The Beauty of Monster Hunter
I’m probably over 100 hours into Monster Hunter 4 Ultimate, and I’m not even that far into the game yet. Part of that has been my personal “grinding quests over and over again for certain item drops to craft armor/weapons I want” thing that most people who’ve ever played a game with item drops knows the pain of. However, I’m not hating the grind. Maybe because there’s a lot in the game itself that makes it feel less like a grind and more like an exploration.
For a game that, at it’s core, is about “invading a pristine environment, killing its inhabitants, turning their skins into wearables, and fighting more monsters while maybe wearing the skin of it kin” Monster Hunter (or Monhun) is a wonderful single player and co-op experience where you’re constantly learning more about the creatures you fight and the environments where you fight them. The lands you explore are fleshed out, monsters have their own individual traits that make them each a joy and a pain to battle with, and the crafting system is a vast mess of seemingly never-ending trees that may take forever to truly master. But even with all this going on, Monhun doesn’t hold your hand (okay, MH4U is a lot better at explaining things to new players, but even then it’s far from hand holding).
I adore how Monhun presents itself to a player. “Hey, here’s a map, go kill a thing. By the way, there’s no health bars, and we’re not gonna tell you where to collect items. Good luck!” For a new player, especially one not used to such things as a lack of a health bar on enemies you’re trying to kill or a some sort of notification that this spot right here is a gathering point, it’s overwhelming and intimidating. Coupled with the rest of the game (expansive single player and co-op quests, requiring everything from killing to trapping to just fishing without dying, on top of the gear grind), and it’s downright offputting to people. Stick with it though, and you’re rewarded with a game that is deep, enjoyable, and well worth the money you spent on it.

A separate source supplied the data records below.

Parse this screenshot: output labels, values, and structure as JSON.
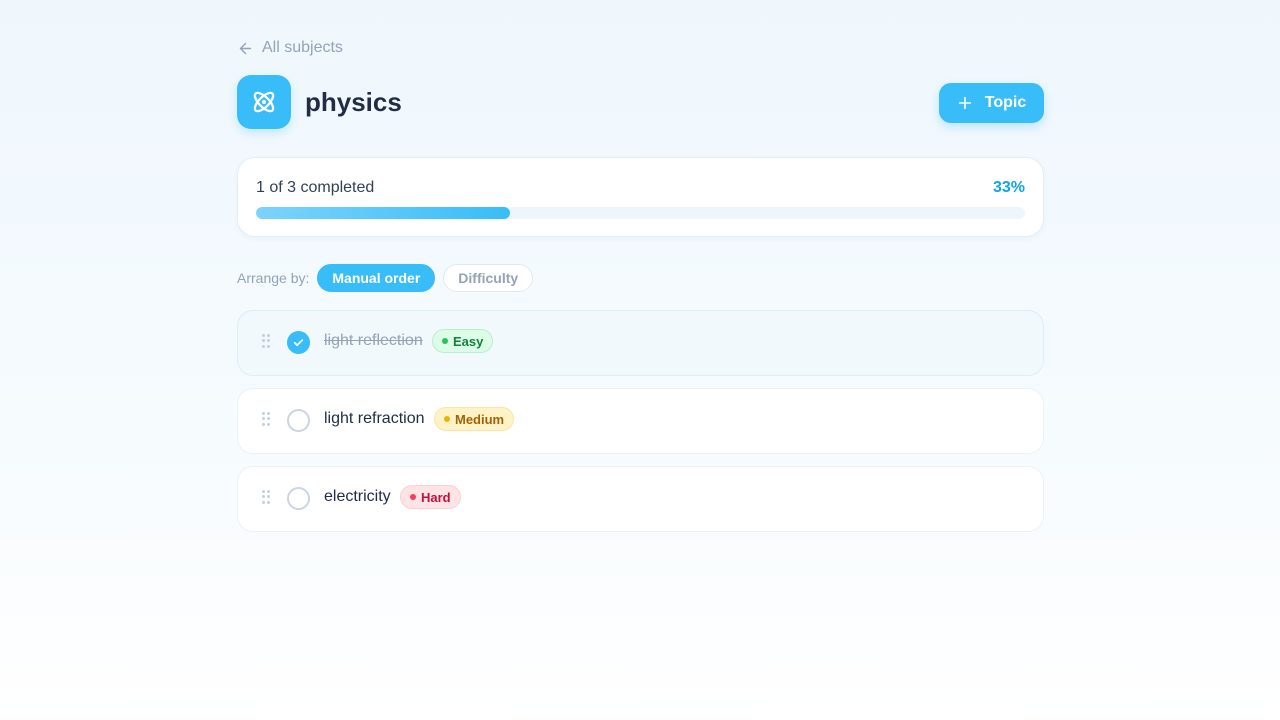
{
  "nav": {
    "back_label": "All subjects"
  },
  "subject": {
    "title": "physics",
    "icon": "atom-icon",
    "accent": "#38bdf8"
  },
  "toolbar": {
    "add_label": "Topic"
  },
  "progress": {
    "label": "1 of 3 completed",
    "percent_label": "33%",
    "completed": 1,
    "total": 3,
    "fraction": 0.33
  },
  "arrange": {
    "label": "Arrange by:",
    "options": [
      {
        "label": "Manual order",
        "active": true
      },
      {
        "label": "Difficulty",
        "active": false
      }
    ]
  },
  "topics": [
    {
      "name": "light reflection",
      "difficulty": "Easy",
      "completed": true
    },
    {
      "name": "light refraction",
      "difficulty": "Medium",
      "completed": false
    },
    {
      "name": "electricity",
      "difficulty": "Hard",
      "completed": false
    }
  ],
  "colors": {
    "easy": "#22c55e",
    "medium": "#eab308",
    "hard": "#f43f5e"
  }
}
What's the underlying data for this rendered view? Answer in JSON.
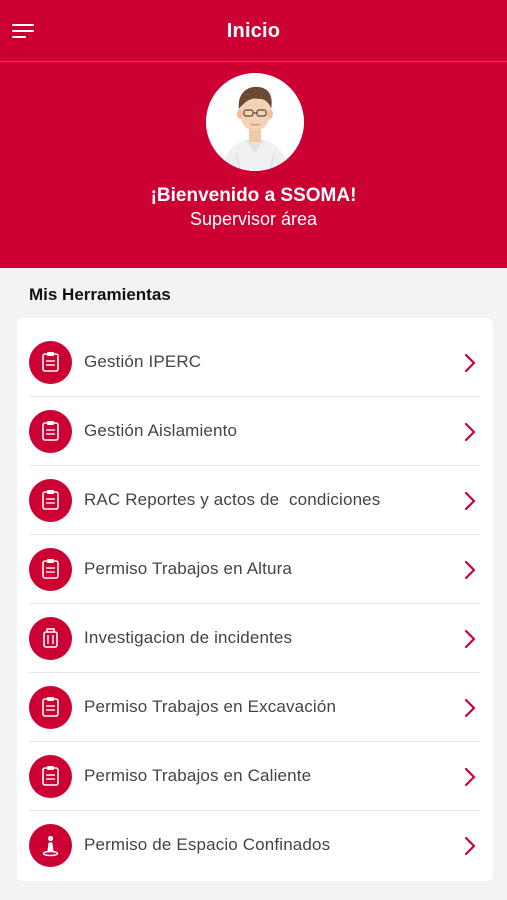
{
  "header": {
    "title": "Inicio",
    "menu_icon": "hamburger-menu-icon"
  },
  "hero": {
    "welcome": "¡Bienvenido a SSOMA!",
    "role": "Supervisor área",
    "avatar": "user-avatar"
  },
  "tools": {
    "section_title": "Mis Herramientas",
    "items": [
      {
        "label": "Gestión IPERC",
        "icon": "clipboard-icon"
      },
      {
        "label": "Gestión Aislamiento",
        "icon": "clipboard-icon"
      },
      {
        "label": "RAC Reportes y actos de  condiciones",
        "icon": "clipboard-icon"
      },
      {
        "label": "Permiso Trabajos en Altura",
        "icon": "clipboard-icon"
      },
      {
        "label": "Investigacion de incidentes",
        "icon": "briefcase-icon"
      },
      {
        "label": "Permiso Trabajos en Excavación",
        "icon": "clipboard-icon"
      },
      {
        "label": "Permiso Trabajos en Caliente",
        "icon": "clipboard-icon"
      },
      {
        "label": "Permiso de Espacio Confinados",
        "icon": "person-location-icon"
      }
    ]
  },
  "colors": {
    "primary": "#cc0033",
    "background": "#f3f3f3",
    "card": "#ffffff",
    "text": "#444444"
  }
}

Gathering items from the land and the monsters you hunt is a big deal in Monhun. Yes, you can buy items from NPCs, but it’s so much easier to craft them yourself, and many items are not buyable. In MH4U, there’s a long list of possible combinations, available to you as soon as you start the game, telling you what 2 items can be put together to make something new. You won’t find out what until you craft it, but that’s part of the experience! “How do I find these items though?” In the world. Gather points are plentiful, but more often than not you’ll stumble upon them before realizing what they are. A single butterfly denotes a bug gather point, a hive on a tree a honey gather point, and various ever-so-barely-unique plants on the ground might yield goods. For a while, I didn’t even know spider webs were gather points. Ores tend to be more visually noticeable, but I did find a rock that allowed me to get about a dozen whetstones from it while being nothing more that a single rock on the edge of a map area. I love this. I love that there isn’t a big sign that say HERE’S STUFF or a special light or anything. You, the player, must learn what plants might get you things, which colored crystals bear the ore you’re looking for. A subtlety that makes the game that much more immersive. Because let’s face it, if you’re in the woods, you’re going to have to rely on something you may have read on Wikipedia to keep you from eating the wrong mushrooms and plants. And you know if you killed something you’d scavenge what you could from it.
This subtlety reflecting real life extends to the monsters themselves. A bulk of missions are “find this thing, and kill it in the time limit”, which is straightforward. From there, the game forces you to rethink a boss battle for you to win. You’ll have to mark the monster with a paintball in order to track it, because it will run to a different area. Without a health bar or the monster flashing when close to death or anything, you’ll have to rely on audio and visual cues to know if you’re getting a monster into a weakened state. “Weakened state? Like in Pokemon? But how will I know?” Don’t worry, the monsters will let you know. For instance, there’s a set of similar monsters under the family of bird wyverns. All of them are prone to screeching at you during battle. However, as one is weakened, they lose the ability to screech with the power they once did. Sure sign of you getting close to the end. Another common trait many weakened monsters share is the “limp” animation. You can clearly see a monster limp off to another area when they’re close to death, and often times when you chase them down they’re either sleeping or eating to try to regain health. And beyond that, each monster may have something special to show weakening. The kecha wacha, a monkey-like creature with bright yellow eyes, will lower its eyelids into a tired state. The gravios, an almost stone-like dragon, has visible wounds appear as you fight it. Some monsters will use certain attacks less, unable to muster the strength to do so. I feel these cues not only require the player to pay more attention to the game, but make the game feel less fake in a sense. I mean, I get the use of health bars on enemies, but in Monhun the lack of them doesn’t feel wrong. Different, yes, but more organic. It makes me feel more like a hunter, rather than just a player behind the screen.
I wish more games had this kind of subtlety, really forcing a player to pay attention to what’s happening instead of holding a player’s hand. I think it makes Monhun a strong franchise, and separates it from the vast sea of games I could be spending my time and money on.